Bill Clinton said much the same thing as governor of Arkansas, expressing a reluctance to take decisions away from the courts.
Mr. Schwarzenegger, a Republican, has twice denied clemency, to Kevin Cooper, whose execution was stayed by the courts last year, and to Donald Beardslee, who was executed in January.
In the Beardslee case, Mr. Schwarzenegger seemed to discount the possibility that a prisoner's actions in prison should figure in the clemency determination.
"While I commend Beardslee for his prison record and his ability to conform his behavior to meet or exceed expected prison norms," Mr. Schwarzenegger said, "I am not moved to mercy by the fact that Beardslee has been a model prisoner. I expect no less."
Mr. Williams's main lawyers for his clemency application, from the New York law firm of Curtis, Mallet-Prevost, Colt & Mosle, say Mr. Schwarzenegger should think more broadly about his power to be merciful.
"We seek clemency for the man Stanley Williams has become," they wrote in their clemency petition, "for the good work he has done, and for the good work he will continue to do."
The traditional definition of clemency, said Austin Sarat, a professor of jurisprudence and political science at Amherst College and author of "Mercy on Trial," a study of capital clemency, was concerned with neither justice nor redemption, the two arguments Mr. Williams has pressed.
"The idea of clemency was the reduction of a deserved punishment," he said. "It wasn't thought of as justice.

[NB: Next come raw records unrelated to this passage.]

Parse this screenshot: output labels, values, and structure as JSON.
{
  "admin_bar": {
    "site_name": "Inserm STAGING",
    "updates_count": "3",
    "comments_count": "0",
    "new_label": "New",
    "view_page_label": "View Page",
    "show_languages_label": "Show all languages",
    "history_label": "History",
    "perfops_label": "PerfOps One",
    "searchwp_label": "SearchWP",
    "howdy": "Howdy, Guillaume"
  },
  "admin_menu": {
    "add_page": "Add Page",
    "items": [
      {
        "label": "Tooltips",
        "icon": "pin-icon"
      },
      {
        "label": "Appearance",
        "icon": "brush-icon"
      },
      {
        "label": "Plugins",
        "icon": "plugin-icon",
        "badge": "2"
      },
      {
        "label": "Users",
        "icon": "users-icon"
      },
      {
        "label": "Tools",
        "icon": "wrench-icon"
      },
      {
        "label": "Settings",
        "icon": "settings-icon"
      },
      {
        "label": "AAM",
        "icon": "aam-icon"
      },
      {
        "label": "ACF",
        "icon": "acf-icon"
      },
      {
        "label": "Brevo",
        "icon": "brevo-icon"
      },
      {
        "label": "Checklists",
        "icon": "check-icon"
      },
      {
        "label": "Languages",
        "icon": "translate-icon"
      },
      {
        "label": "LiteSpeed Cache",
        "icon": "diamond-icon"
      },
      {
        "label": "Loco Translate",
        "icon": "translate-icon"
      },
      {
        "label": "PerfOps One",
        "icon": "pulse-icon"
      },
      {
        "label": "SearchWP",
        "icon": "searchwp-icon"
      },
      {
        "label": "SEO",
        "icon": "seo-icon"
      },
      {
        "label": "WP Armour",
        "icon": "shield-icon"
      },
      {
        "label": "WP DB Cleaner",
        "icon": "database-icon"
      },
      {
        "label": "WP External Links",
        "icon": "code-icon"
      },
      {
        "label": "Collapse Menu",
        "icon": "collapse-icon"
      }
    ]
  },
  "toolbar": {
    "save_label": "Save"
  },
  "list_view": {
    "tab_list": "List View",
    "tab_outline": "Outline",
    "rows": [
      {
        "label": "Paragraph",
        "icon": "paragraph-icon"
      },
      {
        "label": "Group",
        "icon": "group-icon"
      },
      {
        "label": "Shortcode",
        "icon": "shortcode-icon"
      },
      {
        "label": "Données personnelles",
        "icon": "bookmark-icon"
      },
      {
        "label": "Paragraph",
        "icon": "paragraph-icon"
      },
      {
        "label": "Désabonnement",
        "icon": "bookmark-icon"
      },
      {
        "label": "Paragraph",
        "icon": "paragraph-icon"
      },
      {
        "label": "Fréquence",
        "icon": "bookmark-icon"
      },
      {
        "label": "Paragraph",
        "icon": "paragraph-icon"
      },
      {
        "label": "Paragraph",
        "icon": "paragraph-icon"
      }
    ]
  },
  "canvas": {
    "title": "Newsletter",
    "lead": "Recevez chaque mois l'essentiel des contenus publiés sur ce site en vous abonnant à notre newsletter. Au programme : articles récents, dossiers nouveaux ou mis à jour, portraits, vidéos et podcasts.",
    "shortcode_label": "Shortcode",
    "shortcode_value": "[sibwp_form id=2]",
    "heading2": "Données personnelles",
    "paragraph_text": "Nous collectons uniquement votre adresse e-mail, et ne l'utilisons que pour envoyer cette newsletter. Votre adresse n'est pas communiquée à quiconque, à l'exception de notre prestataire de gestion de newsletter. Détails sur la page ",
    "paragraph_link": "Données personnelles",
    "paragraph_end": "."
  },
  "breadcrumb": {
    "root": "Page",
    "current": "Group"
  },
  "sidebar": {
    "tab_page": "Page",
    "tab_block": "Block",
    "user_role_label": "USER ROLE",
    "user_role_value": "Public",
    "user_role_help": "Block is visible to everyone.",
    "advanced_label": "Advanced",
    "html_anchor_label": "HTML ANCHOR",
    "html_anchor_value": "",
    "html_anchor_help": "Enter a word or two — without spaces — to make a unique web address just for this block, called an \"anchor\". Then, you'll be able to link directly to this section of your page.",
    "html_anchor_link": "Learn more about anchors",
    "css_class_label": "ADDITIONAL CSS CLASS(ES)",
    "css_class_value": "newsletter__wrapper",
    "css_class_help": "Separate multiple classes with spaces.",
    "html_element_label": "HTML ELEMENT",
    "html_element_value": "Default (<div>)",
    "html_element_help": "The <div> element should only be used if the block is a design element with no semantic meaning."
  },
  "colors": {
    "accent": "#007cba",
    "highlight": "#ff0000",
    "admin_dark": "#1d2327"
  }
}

You couldn't earn or deserve clemency. It was an act of mercy or an act of grace."
In "Against Mercy," an article in The Minnesota Law Review last year, Dan Markel, a law professor at Florida State University, argued that mercy in that sense was problematic. It not only fails to deliver warranted punishment, Professor Markel wrote, but also flies in the face of a societal commitment to equal justice under the law.
A narrow conception of clemency limited to correcting errors in the judicial system helps explain recent trends. In the last decade, putting aside Gov. George Ryan's emptying of Illinois's death row in 2003, there have been about two executive clemencies in capital cases each year.
In California, Gov. Edmund G. Brown commuted 23 death sentences from 1959 to 1967, while allowing 36 executions to proceed. In "Public Justice, Private Mercy," a 1989 book about how he made those decisions, Mr. Brown said he acted when there were questions about the inmate's guilt, when new evidence had come to light and when the punishment seemed disproportionate to that received by others.
Ronald Reagan, who succeeded Mr. Brown, granted the last capital commutation in California, in 1967, to a brain-damaged man.
There are almost 650 people on death row here, compared with slightly more than 400 in Texas. But Texas has executed 355 people since the United States Supreme Court reinstated the death penalty in 1976. California has executed 11.
"We don't want to churn them out the way some of the states in the South do," Ronald M. George, the chief justice of the California Supreme Court, said in an interview on Monday. "But it can drag on for 20 years, which does not reflect well on the system."
Mr. Williams stands at the head of a growing line, as California now seems on the verge of a spate of executions. Another one is scheduled for January and a third is likely in February.
Mr. Williams said he had given some thought to his last day should things not work out with the governor.
"They have," he said of prison officials, his voice rising, "the audacity to ask, 'Do I want a last meal?' Absolutely not. 'Do I want anyone present?' Absolutely not. 'Do I want a preacher?' Absolutely not. I want nothing from this institution."
But he did want something, he said later.
"I want to live," he said.